EARLIER THIS WEEK, two very different sets of statistics about the Irish economic recovery came out.
First of all came news from Rabobank that its investors are feeling more positive about the economy than they have for four years.
In and of itself, this is not overly surprising. Investors tend to be an optimistic group. They don’t sink money into companies because they think they’re going to fail.
They’re also focused on the long term future, rather than short term problems. More importantly, they have disposable income.
Less than an hour later, the latest update of the KBC Bank Ireland consumer bank survey rattled the inboxes of journalists around the country.
Irish consumers, according to the survey, are downbeat about their economic prospects. Despite the slew of positive macroeconomic news, they don’t feel wealthier, and many expect to feel poorer still in a year’s time.
So, despite the turnaround in our economic fortunes, are we witnessing some people being left behind?
Recovery, but uneven
KBC Bank chief economist Austin Hughes is one of the authors of the consumer sentiment index.

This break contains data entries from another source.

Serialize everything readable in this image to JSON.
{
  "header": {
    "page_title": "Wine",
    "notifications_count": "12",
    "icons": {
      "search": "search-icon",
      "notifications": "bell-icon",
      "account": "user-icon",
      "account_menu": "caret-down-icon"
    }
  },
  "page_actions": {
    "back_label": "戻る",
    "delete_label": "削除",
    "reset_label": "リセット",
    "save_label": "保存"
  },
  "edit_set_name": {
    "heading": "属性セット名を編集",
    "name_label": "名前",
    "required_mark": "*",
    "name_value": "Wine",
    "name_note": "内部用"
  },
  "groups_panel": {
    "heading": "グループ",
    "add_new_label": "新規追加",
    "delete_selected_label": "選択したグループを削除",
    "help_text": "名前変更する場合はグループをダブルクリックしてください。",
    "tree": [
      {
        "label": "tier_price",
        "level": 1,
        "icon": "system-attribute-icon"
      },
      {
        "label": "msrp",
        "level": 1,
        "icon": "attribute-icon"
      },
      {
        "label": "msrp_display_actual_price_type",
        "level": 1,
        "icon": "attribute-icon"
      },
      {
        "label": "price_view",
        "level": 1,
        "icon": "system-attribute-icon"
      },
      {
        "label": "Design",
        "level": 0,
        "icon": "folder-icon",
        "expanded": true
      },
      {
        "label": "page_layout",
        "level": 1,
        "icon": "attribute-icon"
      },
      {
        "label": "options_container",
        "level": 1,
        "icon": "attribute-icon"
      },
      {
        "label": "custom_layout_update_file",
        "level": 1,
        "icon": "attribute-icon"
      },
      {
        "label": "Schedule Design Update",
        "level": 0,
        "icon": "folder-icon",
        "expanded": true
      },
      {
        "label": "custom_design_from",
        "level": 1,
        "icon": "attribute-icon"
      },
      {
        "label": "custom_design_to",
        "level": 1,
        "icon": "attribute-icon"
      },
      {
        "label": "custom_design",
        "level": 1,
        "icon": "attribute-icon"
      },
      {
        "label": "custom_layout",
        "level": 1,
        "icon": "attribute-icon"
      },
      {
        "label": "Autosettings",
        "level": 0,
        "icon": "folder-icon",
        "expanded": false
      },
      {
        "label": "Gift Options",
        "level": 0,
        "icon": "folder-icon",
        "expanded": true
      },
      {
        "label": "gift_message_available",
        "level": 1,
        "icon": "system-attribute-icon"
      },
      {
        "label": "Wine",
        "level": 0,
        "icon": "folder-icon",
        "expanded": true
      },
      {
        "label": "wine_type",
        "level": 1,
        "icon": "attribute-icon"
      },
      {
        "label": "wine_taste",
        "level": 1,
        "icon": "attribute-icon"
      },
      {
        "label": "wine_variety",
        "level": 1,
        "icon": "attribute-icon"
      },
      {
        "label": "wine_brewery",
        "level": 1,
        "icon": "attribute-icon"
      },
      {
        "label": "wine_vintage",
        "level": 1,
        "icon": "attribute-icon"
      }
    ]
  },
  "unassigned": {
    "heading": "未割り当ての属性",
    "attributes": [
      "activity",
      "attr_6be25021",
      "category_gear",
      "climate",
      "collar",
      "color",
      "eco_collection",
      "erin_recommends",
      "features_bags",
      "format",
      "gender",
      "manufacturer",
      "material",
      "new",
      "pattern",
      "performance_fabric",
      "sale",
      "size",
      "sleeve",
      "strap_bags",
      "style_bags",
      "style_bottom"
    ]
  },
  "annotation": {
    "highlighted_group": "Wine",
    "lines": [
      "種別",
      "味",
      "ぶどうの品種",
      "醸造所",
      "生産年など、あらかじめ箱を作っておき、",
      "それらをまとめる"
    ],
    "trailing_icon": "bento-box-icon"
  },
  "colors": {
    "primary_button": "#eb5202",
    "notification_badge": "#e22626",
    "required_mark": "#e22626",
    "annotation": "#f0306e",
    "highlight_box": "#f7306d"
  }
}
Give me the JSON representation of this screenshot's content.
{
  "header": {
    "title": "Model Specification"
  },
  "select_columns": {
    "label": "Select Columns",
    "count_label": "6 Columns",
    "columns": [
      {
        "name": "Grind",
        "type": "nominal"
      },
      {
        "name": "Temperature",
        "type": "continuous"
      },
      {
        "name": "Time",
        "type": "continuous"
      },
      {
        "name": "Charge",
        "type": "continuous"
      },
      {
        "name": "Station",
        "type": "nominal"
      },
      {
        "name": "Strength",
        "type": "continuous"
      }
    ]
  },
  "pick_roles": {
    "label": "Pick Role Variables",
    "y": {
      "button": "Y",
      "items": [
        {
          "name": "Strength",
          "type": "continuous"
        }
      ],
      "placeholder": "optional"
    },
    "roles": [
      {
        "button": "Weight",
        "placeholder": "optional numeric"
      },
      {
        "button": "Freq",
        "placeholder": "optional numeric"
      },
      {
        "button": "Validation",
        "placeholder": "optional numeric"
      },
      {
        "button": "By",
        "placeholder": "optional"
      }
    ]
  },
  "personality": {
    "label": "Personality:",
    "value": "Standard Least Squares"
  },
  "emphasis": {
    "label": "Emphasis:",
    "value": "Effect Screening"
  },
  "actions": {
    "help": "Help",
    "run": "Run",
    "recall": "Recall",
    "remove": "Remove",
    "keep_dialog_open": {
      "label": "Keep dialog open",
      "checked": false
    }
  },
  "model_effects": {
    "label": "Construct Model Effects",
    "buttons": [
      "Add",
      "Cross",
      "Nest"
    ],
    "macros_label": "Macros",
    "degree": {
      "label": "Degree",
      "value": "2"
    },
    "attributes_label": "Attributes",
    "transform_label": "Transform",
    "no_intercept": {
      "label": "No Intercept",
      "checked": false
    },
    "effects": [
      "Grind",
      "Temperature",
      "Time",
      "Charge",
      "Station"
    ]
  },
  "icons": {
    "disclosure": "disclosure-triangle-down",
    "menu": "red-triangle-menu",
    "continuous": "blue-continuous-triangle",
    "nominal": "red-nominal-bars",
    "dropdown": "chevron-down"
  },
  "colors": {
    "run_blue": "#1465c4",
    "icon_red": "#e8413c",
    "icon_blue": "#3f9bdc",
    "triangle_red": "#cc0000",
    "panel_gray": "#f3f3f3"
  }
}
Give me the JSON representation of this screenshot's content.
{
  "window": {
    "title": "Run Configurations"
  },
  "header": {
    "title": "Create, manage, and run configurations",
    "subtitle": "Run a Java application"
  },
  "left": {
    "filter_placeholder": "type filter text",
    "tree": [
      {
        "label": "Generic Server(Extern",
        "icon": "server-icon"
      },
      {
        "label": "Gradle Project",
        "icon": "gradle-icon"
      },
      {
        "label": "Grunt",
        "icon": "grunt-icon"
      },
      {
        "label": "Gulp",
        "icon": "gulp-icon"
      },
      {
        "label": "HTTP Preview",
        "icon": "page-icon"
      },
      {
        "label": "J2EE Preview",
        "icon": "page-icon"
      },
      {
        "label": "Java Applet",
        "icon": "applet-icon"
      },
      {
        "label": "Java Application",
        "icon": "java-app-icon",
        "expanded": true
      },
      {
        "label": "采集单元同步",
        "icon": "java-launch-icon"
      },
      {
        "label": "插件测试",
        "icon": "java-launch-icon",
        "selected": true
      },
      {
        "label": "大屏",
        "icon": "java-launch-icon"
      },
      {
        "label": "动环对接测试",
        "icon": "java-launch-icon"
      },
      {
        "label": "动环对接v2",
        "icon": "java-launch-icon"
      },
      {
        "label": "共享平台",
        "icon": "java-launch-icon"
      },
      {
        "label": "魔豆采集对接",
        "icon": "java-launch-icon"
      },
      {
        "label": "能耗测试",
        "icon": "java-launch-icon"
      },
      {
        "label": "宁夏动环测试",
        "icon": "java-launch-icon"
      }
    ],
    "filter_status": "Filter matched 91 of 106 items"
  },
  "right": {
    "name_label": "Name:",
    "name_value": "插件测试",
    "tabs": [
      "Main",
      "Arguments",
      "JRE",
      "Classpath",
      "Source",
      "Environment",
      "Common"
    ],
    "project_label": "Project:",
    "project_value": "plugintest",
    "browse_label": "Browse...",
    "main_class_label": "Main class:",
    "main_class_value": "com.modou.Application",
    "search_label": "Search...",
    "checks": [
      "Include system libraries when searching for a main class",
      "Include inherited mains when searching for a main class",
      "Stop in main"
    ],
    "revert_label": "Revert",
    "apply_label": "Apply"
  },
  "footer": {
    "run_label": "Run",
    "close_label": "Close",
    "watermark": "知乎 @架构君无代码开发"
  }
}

“There’s clearly a multi-speed recovery”, he says.
Despite strong GDP growth of 2.7% in the first quarter of the year, he cautions against reading too much into that number, and extrapolating that the rising tide is lifting all boats across Irish society.
“There’s a basic problem in economics that we try and sum everything up in one number, like GDP”
The reality is that given the sort of downturn we’ve had and the sort of recovery we’re seeing, we see that the recovery varies hugely.
Where you live, what you do for a living, and how old you are is likely to have a massive impact on whether you feel that the recovery is helping you or if its seen as something that’s happening elsewhere, to other people.
The simple truth of the recovery is that it’s concentrated in a few sectors, with consumers in those sectors feeling very positive.
Others are beginning to feel alienated from the economy, and the narrative of recovery and redemption that is in vogue in political circles.
“It’s a recovery of those companies that are focused on exports…you are also seeing it in a very limited sense in construction, in certain areas of financial services, and in technology.”
“In a broad sense tech has been virtually recession proof (and) that influences those who provide services to tech companies too”, Hughes explains.
However, for many respondents to the KBC Bank/ESRI survey, the vigorous growth in these sectors is a foreign country.
ESRI economist David Duffy explains why people feel unaffected by the return of economic growth.
“It’s not unreasonable given the fairly moderate, if any, pressure on wages, coupled with discussion about water charges and the discussion about what adjustment might take place in the budget.”
Senior researcher in the Nevin Institute Micheál Collins agrees.
“The main thing is uncertainty. If you are the nurse and the Guard (co-habiting), you don’t feel confident about how much you’ll have next year.”
There is a sense that people don’t feel the overall upturn in the economy is helping them out, and that’s borne out by low consumer spending.
On the other hand, the wealthier investors in Rabobank’s survey have a much sunnier outlook, explains Killian Nolan, head of investment at the bank.
“What’s making them optimistic is that they are reviewing the markets and seeing what’s happening out there. They’re starting to see green shoots in Europe and elsewhere.”
Investment activity, he suggests, might even herald a good time coming for the rest of the economy.
“If you look at investment markets, they recover before the consumer market. They’re more optimistic.”
Indeed, while the KBC Bank sentiment numbers have faltered in recent months, the trend is undeniably upward.
However, for immediate future, the average consumer can’t look to the future with great confidence, argues Austin Hughes.
Someone else’s recovery
“Average wage growth is still minimal and we still have fiscal consolidation, so the penny in your pocket goes less far.”
So while the economy has been on the up, a large cadre of Irish consumers is still treading water, according to Hughes.
“In the general run of things, the average consumer in their mid 30s, where employment prospects haven’t been rising, where debt levels are significant, they’re not really feeling any better.”
For them, it certainly is someone else’s recovery.